**What the exercise asks**
Copy all lines in the data that contain the string "emoji".

**Record excerpts**
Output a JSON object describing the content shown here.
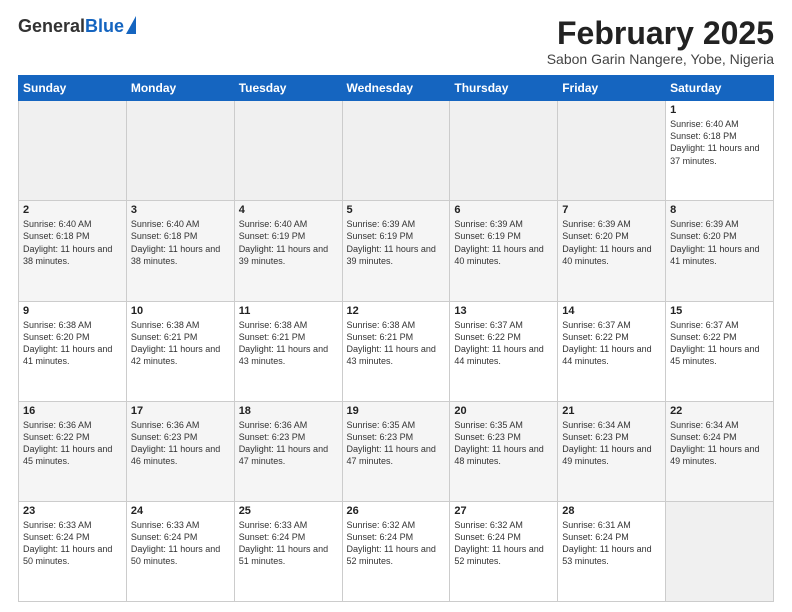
{
  "header": {
    "logo_general": "General",
    "logo_blue": "Blue",
    "month_title": "February 2025",
    "location": "Sabon Garin Nangere, Yobe, Nigeria"
  },
  "days_of_week": [
    "Sunday",
    "Monday",
    "Tuesday",
    "Wednesday",
    "Thursday",
    "Friday",
    "Saturday"
  ],
  "weeks": [
    [
      {
        "day": "",
        "empty": true
      },
      {
        "day": "",
        "empty": true
      },
      {
        "day": "",
        "empty": true
      },
      {
        "day": "",
        "empty": true
      },
      {
        "day": "",
        "empty": true
      },
      {
        "day": "",
        "empty": true
      },
      {
        "day": "1",
        "sunrise": "Sunrise: 6:40 AM",
        "sunset": "Sunset: 6:18 PM",
        "daylight": "Daylight: 11 hours and 37 minutes."
      }
    ],
    [
      {
        "day": "2",
        "sunrise": "Sunrise: 6:40 AM",
        "sunset": "Sunset: 6:18 PM",
        "daylight": "Daylight: 11 hours and 38 minutes."
      },
      {
        "day": "3",
        "sunrise": "Sunrise: 6:40 AM",
        "sunset": "Sunset: 6:18 PM",
        "daylight": "Daylight: 11 hours and 38 minutes."
      },
      {
        "day": "4",
        "sunrise": "Sunrise: 6:40 AM",
        "sunset": "Sunset: 6:19 PM",
        "daylight": "Daylight: 11 hours and 39 minutes."
      },
      {
        "day": "5",
        "sunrise": "Sunrise: 6:39 AM",
        "sunset": "Sunset: 6:19 PM",
        "daylight": "Daylight: 11 hours and 39 minutes."
      },
      {
        "day": "6",
        "sunrise": "Sunrise: 6:39 AM",
        "sunset": "Sunset: 6:19 PM",
        "daylight": "Daylight: 11 hours and 40 minutes."
      },
      {
        "day": "7",
        "sunrise": "Sunrise: 6:39 AM",
        "sunset": "Sunset: 6:20 PM",
        "daylight": "Daylight: 11 hours and 40 minutes."
      },
      {
        "day": "8",
        "sunrise": "Sunrise: 6:39 AM",
        "sunset": "Sunset: 6:20 PM",
        "daylight": "Daylight: 11 hours and 41 minutes."
      }
    ],
    [
      {
        "day": "9",
        "sunrise": "Sunrise: 6:38 AM",
        "sunset": "Sunset: 6:20 PM",
        "daylight": "Daylight: 11 hours and 41 minutes."
      },
      {
        "day": "10",
        "sunrise": "Sunrise: 6:38 AM",
        "sunset": "Sunset: 6:21 PM",
        "daylight": "Daylight: 11 hours and 42 minutes."
      },
      {
        "day": "11",
        "sunrise": "Sunrise: 6:38 AM",
        "sunset": "Sunset: 6:21 PM",
        "daylight": "Daylight: 11 hours and 43 minutes."
      },
      {
        "day": "12",
        "sunrise": "Sunrise: 6:38 AM",
        "sunset": "Sunset: 6:21 PM",
        "daylight": "Daylight: 11 hours and 43 minutes."
      },
      {
        "day": "13",
        "sunrise": "Sunrise: 6:37 AM",
        "sunset": "Sunset: 6:22 PM",
        "daylight": "Daylight: 11 hours and 44 minutes."
      },
      {
        "day": "14",
        "sunrise": "Sunrise: 6:37 AM",
        "sunset": "Sunset: 6:22 PM",
        "daylight": "Daylight: 11 hours and 44 minutes."
      },
      {
        "day": "15",
        "sunrise": "Sunrise: 6:37 AM",
        "sunset": "Sunset: 6:22 PM",
        "daylight": "Daylight: 11 hours and 45 minutes."
      }
    ],
    [
      {
        "day": "16",
        "sunrise": "Sunrise: 6:36 AM",
        "sunset": "Sunset: 6:22 PM",
        "daylight": "Daylight: 11 hours and 45 minutes."
      },
      {
        "day": "17",
        "sunrise": "Sunrise: 6:36 AM",
        "sunset": "Sunset: 6:23 PM",
        "daylight": "Daylight: 11 hours and 46 minutes."
      },
      {
        "day": "18",
        "sunrise": "Sunrise: 6:36 AM",
        "sunset": "Sunset: 6:23 PM",
        "daylight": "Daylight: 11 hours and 47 minutes."
      },
      {
        "day": "19",
        "sunrise": "Sunrise: 6:35 AM",
        "sunset": "Sunset: 6:23 PM",
        "daylight": "Daylight: 11 hours and 47 minutes."
      },
      {
        "day": "20",
        "sunrise": "Sunrise: 6:35 AM",
        "sunset": "Sunset: 6:23 PM",
        "daylight": "Daylight: 11 hours and 48 minutes."
      },
      {
        "day": "21",
        "sunrise": "Sunrise: 6:34 AM",
        "sunset": "Sunset: 6:23 PM",
        "daylight": "Daylight: 11 hours and 49 minutes."
      },
      {
        "day": "22",
        "sunrise": "Sunrise: 6:34 AM",
        "sunset": "Sunset: 6:24 PM",
        "daylight": "Daylight: 11 hours and 49 minutes."
      }
    ],
    [
      {
        "day": "23",
        "sunrise": "Sunrise: 6:33 AM",
        "sunset": "Sunset: 6:24 PM",
        "daylight": "Daylight: 11 hours and 50 minutes."
      },
      {
        "day": "24",
        "sunrise": "Sunrise: 6:33 AM",
        "sunset": "Sunset: 6:24 PM",
        "daylight": "Daylight: 11 hours and 50 minutes."
      },
      {
        "day": "25",
        "sunrise": "Sunrise: 6:33 AM",
        "sunset": "Sunset: 6:24 PM",
        "daylight": "Daylight: 11 hours and 51 minutes."
      },
      {
        "day": "26",
        "sunrise": "Sunrise: 6:32 AM",
        "sunset": "Sunset: 6:24 PM",
        "daylight": "Daylight: 11 hours and 52 minutes."
      },
      {
        "day": "27",
        "sunrise": "Sunrise: 6:32 AM",
        "sunset": "Sunset: 6:24 PM",
        "daylight": "Daylight: 11 hours and 52 minutes."
      },
      {
        "day": "28",
        "sunrise": "Sunrise: 6:31 AM",
        "sunset": "Sunset: 6:24 PM",
        "daylight": "Daylight: 11 hours and 53 minutes."
      },
      {
        "day": "",
        "empty": true
      }
    ]
  ]
}
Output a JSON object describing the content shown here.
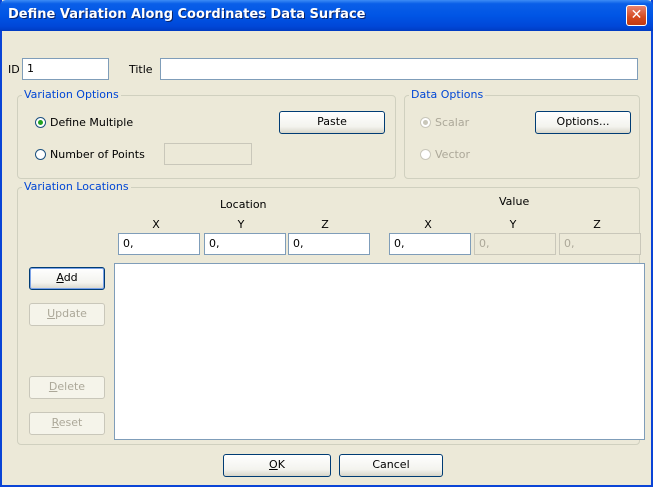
{
  "window": {
    "title": "Define Variation Along Coordinates Data Surface",
    "close_glyph": "✕"
  },
  "header": {
    "id_label": "ID",
    "id_value": "1",
    "title_label": "Title",
    "title_value": ""
  },
  "variation_options": {
    "group_label": "Variation Options",
    "define_multiple_label": "Define Multiple",
    "define_multiple_selected": true,
    "number_of_points_label": "Number of Points",
    "number_of_points_value": "",
    "paste_label": "Paste"
  },
  "data_options": {
    "group_label": "Data Options",
    "scalar_label": "Scalar",
    "scalar_selected": true,
    "vector_label": "Vector",
    "options_label": "Options..."
  },
  "variation_locations": {
    "group_label": "Variation Locations",
    "location_header": "Location",
    "value_header": "Value",
    "axes": [
      "X",
      "Y",
      "Z"
    ],
    "location_values": [
      "0,",
      "0,",
      "0,"
    ],
    "value_values": [
      "0,",
      "0,",
      "0,"
    ],
    "add_label": "Add",
    "add_mnemonic": "A",
    "add_rest": "dd",
    "update_mnemonic": "U",
    "update_rest": "pdate",
    "delete_mnemonic": "D",
    "delete_rest": "elete",
    "reset_mnemonic": "R",
    "reset_rest": "eset"
  },
  "footer": {
    "ok_mnemonic": "O",
    "ok_rest": "K",
    "cancel_label": "Cancel"
  }
}
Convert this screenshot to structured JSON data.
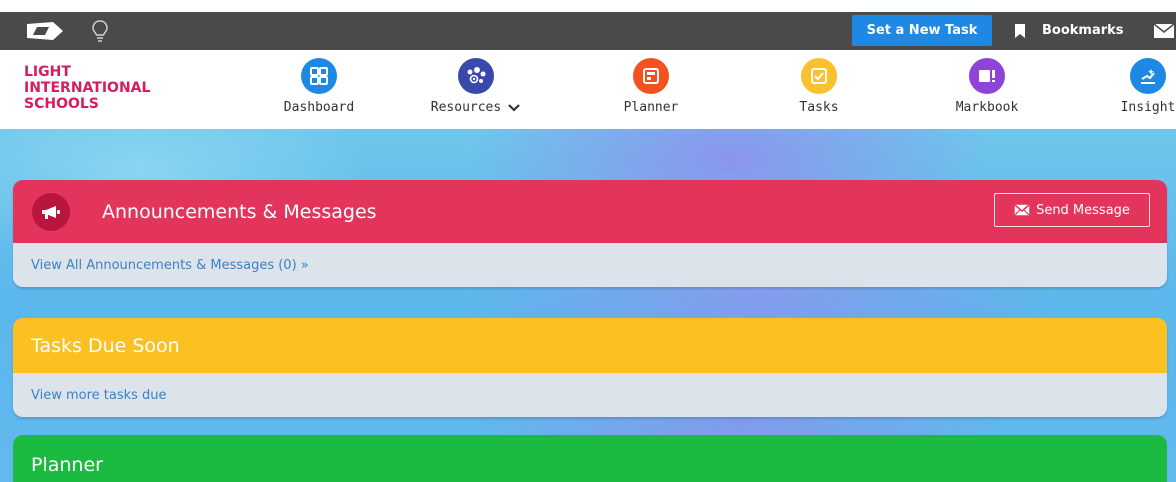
{
  "topbar": {
    "new_task_label": "Set a New Task",
    "bookmarks_label": "Bookmarks",
    "bg_color": "#4a4a4a",
    "button_color": "#1e88e5"
  },
  "school": {
    "line1": "LIGHT",
    "line2": "INTERNATIONAL",
    "line3": "SCHOOLS",
    "color": "#d81b60"
  },
  "nav": {
    "items": [
      {
        "label": "Dashboard",
        "icon": "grid-icon",
        "color": "#1e88e5"
      },
      {
        "label": "Resources",
        "icon": "resources-icon",
        "color": "#3949ab"
      },
      {
        "label": "Planner",
        "icon": "planner-icon",
        "color": "#f4511e"
      },
      {
        "label": "Tasks",
        "icon": "check-icon",
        "color": "#fbc02d"
      },
      {
        "label": "Markbook",
        "icon": "markbook-icon",
        "color": "#8e44d8"
      },
      {
        "label": "Insight",
        "icon": "insight-icon",
        "color": "#1e88e5"
      }
    ]
  },
  "announcements": {
    "title": "Announcements & Messages",
    "send_label": "Send Message",
    "view_all_label": "View All Announcements & Messages (0) »",
    "color": "#e3345c"
  },
  "tasks_due": {
    "title": "Tasks Due Soon",
    "view_more_label": "View more tasks due",
    "color": "#fbc123"
  },
  "planner_card": {
    "title": "Planner",
    "color": "#1bbb42"
  }
}
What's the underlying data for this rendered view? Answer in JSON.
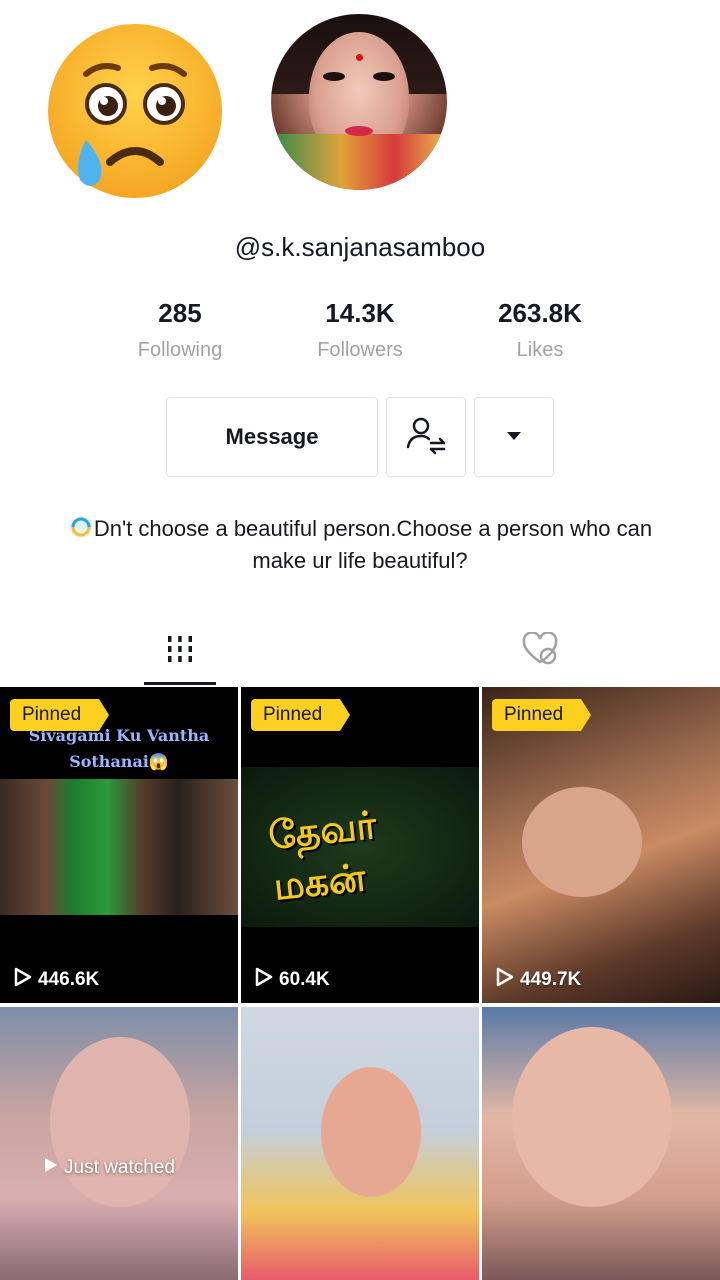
{
  "profile": {
    "username": "@s.k.sanjanasamboo",
    "bio": "Dn't choose a beautiful person.Choose a person who can make ur life beautiful?",
    "bio_icon": "loading-swirl-emoji"
  },
  "stats": {
    "following": {
      "value": "285",
      "label": "Following"
    },
    "followers": {
      "value": "14.3K",
      "label": "Followers"
    },
    "likes": {
      "value": "263.8K",
      "label": "Likes"
    }
  },
  "actions": {
    "message_label": "Message",
    "friends_icon": "user-swap-icon",
    "more_icon": "caret-down-icon"
  },
  "tabs": [
    {
      "name": "videos",
      "icon": "grid-icon",
      "active": true
    },
    {
      "name": "liked",
      "icon": "heart-hidden-icon",
      "active": false
    }
  ],
  "videos": [
    {
      "pinned_label": "Pinned",
      "views": "446.6K",
      "caption": [
        "Sivagami Ku Vantha",
        "Sothanai😱"
      ]
    },
    {
      "pinned_label": "Pinned",
      "views": "60.4K",
      "title_text": "தேவர் மகன்"
    },
    {
      "pinned_label": "Pinned",
      "views": "449.7K"
    },
    {
      "overlay": "Just watched"
    },
    {},
    {}
  ],
  "colors": {
    "pinned_badge": "#fdd01f",
    "text_primary": "#161823",
    "text_secondary": "#a1a2a7",
    "border": "#e3e3e4"
  },
  "sticker": "crying-face-emoji"
}
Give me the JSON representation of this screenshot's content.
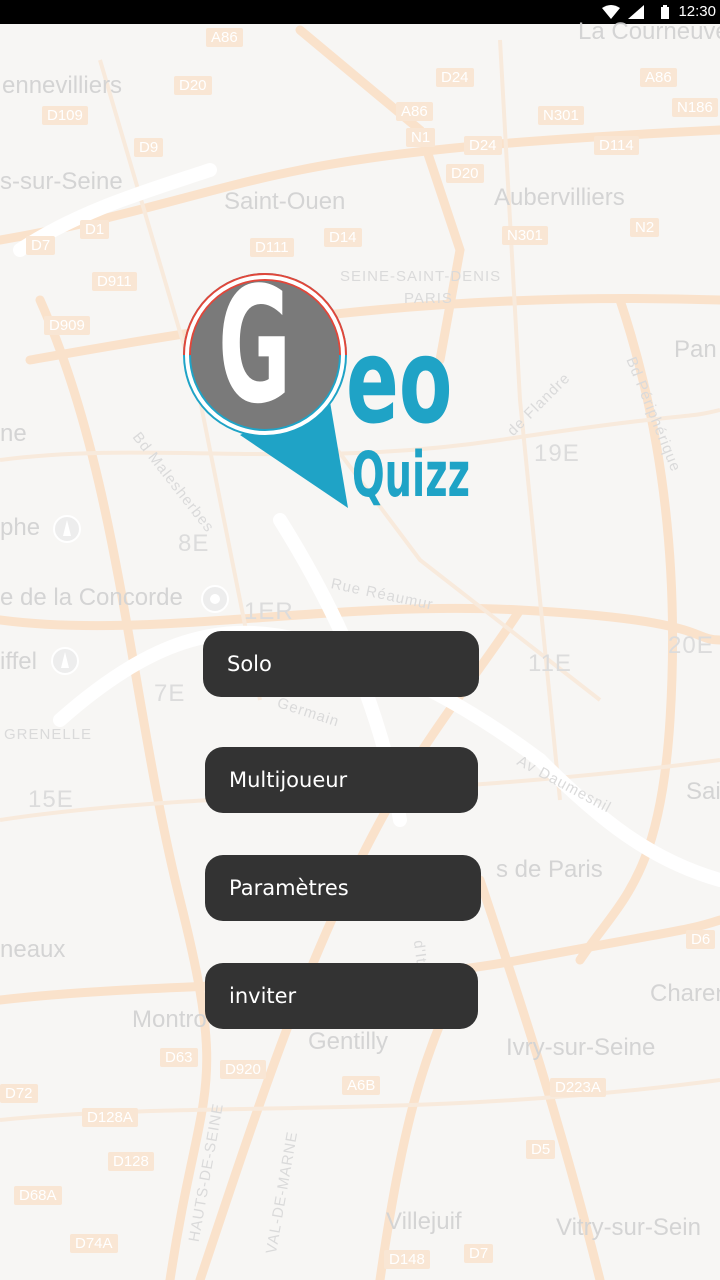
{
  "status_bar": {
    "time": "12:30"
  },
  "map": {
    "places": [
      "La Courneuve",
      "ennevilliers",
      "s-sur-Seine",
      "Saint-Ouen",
      "Aubervilliers",
      "SEINE-SAINT-DENIS",
      "PARIS",
      "Pan",
      "ne",
      "19E",
      "phe",
      "8E",
      "e de la Concorde",
      "1ER",
      "Rue Réaumur",
      "iffel",
      "11E",
      "20E",
      "7E",
      "GRENELLE",
      "15E",
      "Germain",
      "Av Daumesnil",
      "s de Paris",
      "Sai",
      "neaux",
      "Montro",
      "Gentilly",
      "Ivry-sur-Seine",
      "Charen",
      "Villejuif",
      "Vitry-sur-Sein",
      "Bd Malesherbes",
      "Bd Périphérique",
      "HAUTS-DE-SEINE",
      "VAL-DE-MARNE",
      "de Flandre",
      "d'Ita"
    ],
    "roads": [
      "A86",
      "D20",
      "D24",
      "A86",
      "D109",
      "N301",
      "N186",
      "D9",
      "A86",
      "D114",
      "N1",
      "D24",
      "D20",
      "D1",
      "N301",
      "N2",
      "D7",
      "D111",
      "D14",
      "D911",
      "D909",
      "D6",
      "D63",
      "D920",
      "A6B",
      "D223A",
      "D72",
      "D128A",
      "D5",
      "D128",
      "D68A",
      "D74A",
      "D148",
      "D7"
    ]
  },
  "logo": {
    "letter": "G",
    "word": "eo",
    "sub": "Quizz"
  },
  "menu": {
    "solo": "Solo",
    "multiplayer": "Multijoueur",
    "settings": "Paramètres",
    "invite": "inviter"
  },
  "colors": {
    "accent_blue": "#1fa3c6",
    "ring_red": "#e0473a",
    "pin_gray": "#7a7a7a",
    "button_bg": "#333333"
  }
}
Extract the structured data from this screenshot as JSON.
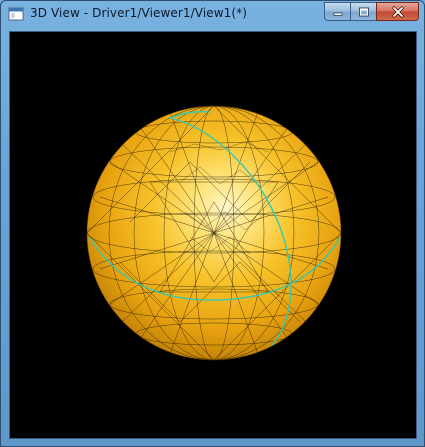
{
  "window": {
    "title": "3D View - Driver1/Viewer1/View1(*)",
    "icons": {
      "app": "window-app-icon",
      "minimize": "minimize-icon",
      "maximize": "maximize-icon",
      "close": "close-icon"
    }
  },
  "scene": {
    "object": "sphere-mesh",
    "background_color": "#000000",
    "surface_color": "#f2b51a",
    "highlight_color": "#fff6c8",
    "wire_color": "#1a1200",
    "edge_curve_color": "#35c9b0"
  }
}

**Result of this task**
    "bio_icon": "loading-swirl-emoji"
  "sticker": "crying-face-emoji"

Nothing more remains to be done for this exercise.